5. Your room will be freshened on a daily basis.
You can leave your room all messed up in the morning. When you return from your daily adventure, your beds will be made and fresh towels will have magically appeared in the bathroom. As a traveling parent, that’s not something to be taken lightly!
6. Hotel amenities
Larger hotels can have all sorts of perks to offer you. From quiet work environments where you can spend some time connecting with your office, through to gyms, swimming pools and spas. We once stayed at a hotel in Bismarck, North Dakota which offered a nice office space for me and an awesome swimming pool with water slides for the kids and their Dad. We spent a great couple of days there without hardly ever leaving the hotel.
Staying at Hotels: The Cons
1. A single room can be too small for a family.
We have stayed in larger family rooms but generally speaking, a room with beds for four can feel crowded. More often than not, there is no “living area” and the kids just sprawl over the beds watching TV or playing with their phones. It’s “livable” for a night or two but if you need to spend more time in the room, it can get claustrophobic. You can always take two rooms – sometimes even two adjoining rooms – but that would double the price.

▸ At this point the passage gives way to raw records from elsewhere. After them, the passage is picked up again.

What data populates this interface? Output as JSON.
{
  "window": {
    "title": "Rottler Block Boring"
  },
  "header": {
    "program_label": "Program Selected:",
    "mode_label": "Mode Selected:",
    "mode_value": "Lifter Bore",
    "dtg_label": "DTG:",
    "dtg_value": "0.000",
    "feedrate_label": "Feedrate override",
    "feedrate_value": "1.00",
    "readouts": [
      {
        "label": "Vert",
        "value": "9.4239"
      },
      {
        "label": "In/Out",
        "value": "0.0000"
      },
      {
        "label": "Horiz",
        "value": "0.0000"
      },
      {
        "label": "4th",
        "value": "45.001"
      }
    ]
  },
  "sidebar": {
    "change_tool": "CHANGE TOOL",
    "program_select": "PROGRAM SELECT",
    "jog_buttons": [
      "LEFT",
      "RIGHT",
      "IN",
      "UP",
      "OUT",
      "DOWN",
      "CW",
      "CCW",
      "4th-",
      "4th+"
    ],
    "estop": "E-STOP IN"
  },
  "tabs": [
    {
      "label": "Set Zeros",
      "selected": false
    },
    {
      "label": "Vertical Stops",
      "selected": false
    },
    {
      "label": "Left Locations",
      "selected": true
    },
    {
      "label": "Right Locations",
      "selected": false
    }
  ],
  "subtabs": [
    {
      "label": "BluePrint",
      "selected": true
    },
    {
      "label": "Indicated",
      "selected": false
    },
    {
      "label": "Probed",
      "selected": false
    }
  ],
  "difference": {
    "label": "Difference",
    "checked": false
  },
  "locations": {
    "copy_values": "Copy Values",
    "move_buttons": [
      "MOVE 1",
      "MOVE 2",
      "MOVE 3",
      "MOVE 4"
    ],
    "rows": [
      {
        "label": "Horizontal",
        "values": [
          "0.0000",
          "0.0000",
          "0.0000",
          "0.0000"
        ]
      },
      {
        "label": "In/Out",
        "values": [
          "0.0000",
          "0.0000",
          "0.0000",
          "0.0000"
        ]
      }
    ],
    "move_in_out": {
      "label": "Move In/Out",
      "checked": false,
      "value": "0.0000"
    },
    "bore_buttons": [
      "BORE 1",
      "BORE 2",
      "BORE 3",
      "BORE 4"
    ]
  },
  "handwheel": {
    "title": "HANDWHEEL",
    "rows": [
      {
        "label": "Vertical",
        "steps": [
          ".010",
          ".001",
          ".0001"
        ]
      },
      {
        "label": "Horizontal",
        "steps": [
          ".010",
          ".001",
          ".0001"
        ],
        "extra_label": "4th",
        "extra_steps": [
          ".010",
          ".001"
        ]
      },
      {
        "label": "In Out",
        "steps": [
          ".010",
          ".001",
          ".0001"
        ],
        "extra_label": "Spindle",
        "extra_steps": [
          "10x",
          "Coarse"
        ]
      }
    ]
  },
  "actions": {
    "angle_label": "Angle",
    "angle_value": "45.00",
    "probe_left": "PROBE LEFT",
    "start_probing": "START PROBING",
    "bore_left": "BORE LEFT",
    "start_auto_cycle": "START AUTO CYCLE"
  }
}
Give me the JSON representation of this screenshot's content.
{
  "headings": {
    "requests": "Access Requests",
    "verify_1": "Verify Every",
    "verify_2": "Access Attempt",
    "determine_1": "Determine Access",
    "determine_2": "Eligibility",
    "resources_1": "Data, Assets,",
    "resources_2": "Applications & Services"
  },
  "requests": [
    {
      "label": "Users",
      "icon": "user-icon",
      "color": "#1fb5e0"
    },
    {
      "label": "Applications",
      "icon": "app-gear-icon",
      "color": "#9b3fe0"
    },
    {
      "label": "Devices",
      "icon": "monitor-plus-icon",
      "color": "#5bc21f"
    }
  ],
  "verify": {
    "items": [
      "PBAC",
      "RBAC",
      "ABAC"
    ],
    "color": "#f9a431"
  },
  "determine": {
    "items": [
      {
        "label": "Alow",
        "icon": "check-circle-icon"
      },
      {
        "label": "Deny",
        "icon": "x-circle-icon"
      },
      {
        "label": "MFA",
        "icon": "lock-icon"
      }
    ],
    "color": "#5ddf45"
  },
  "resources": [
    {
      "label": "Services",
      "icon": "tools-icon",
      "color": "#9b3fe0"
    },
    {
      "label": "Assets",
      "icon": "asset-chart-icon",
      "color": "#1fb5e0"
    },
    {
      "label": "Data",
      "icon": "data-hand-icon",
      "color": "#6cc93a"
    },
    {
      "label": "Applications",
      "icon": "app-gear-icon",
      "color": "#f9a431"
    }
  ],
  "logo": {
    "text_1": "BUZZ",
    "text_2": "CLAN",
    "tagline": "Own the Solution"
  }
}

2. Lack of privacy
Having your beds made for you is lovely. It also means there’s a stranger entering your room while you’re away. And not every hotel offers a safe. We usually prefer to just carry our valuable with us whenever we leave the room.
3. Noisy neighbors.
Some hotels offer better noise insulation than others but generally speaking, a motel/hotel room is louder than an average home environment. If it’s a busy place, you can often hear cars pulling into the parking lot and people checking in at all hours. Cheaper establishments can have walls thin enough for you to share intimate moments with your next-door neighbors… And yes, we’ve had some less-than-stellar experiences with parties going on in other rooms, sometimes even spilling into the corridors.
4. A place to sleep at – not much more.
The interior design of a hotel room is almost always impersonal. You’ve seen one motel room, you’ve seen them all (ok, most – there are rare exceptions). This, along with the lack of shared living space makes the hotel room less inviting. It can be perfect for spending the night and moving on but it will rarely give you the sense “a home away from home”.
So, which is the better option for a traveling family?
As with most things, it depends.
If you can plan on staying in a certain place for several days, a vacation rental is almost always the better option.
The extra space (including having your own kitchen and private bedrooms) outweighs the potential hassle of making your reservations well in advance (and sticking to your dates). With the extra cleaning fees spread across several nights, the final nightly rate will most likely be cheaper than that of a hotel room too. Vacation rentals are a great way to spend a slow-paced vacation, enjoying shared homemade meals and family time in the living area.
On the other hand, if your trip is a faster-paced road trip, hotels are the way to go. I always check every destination for availability a few days in advance. If things get busy there due to a local event, I either opt for another town or make sure I book our room in advance. Otherwise, I prefer to wing it and just show up in one of the motels I had researched and found to be compatible with our needs. We check-in, shower, sleep, and move on the following morning.
Where we plan on staying for 2-3 days, it can go either way. That’s when I have to really compare the options. Sometimes a local motel offers a better deal, but other times I can find a local rental unit that gives us a better experience. There certainly have been occasions where I changed our plans to stick around more in a certain place, just to make the most of a vacation rental and lower the overall nightly rate.
Which do you prefer? I’d love to hear about your experiences with either form of accommodation, so don’t be shy and leave me a comment!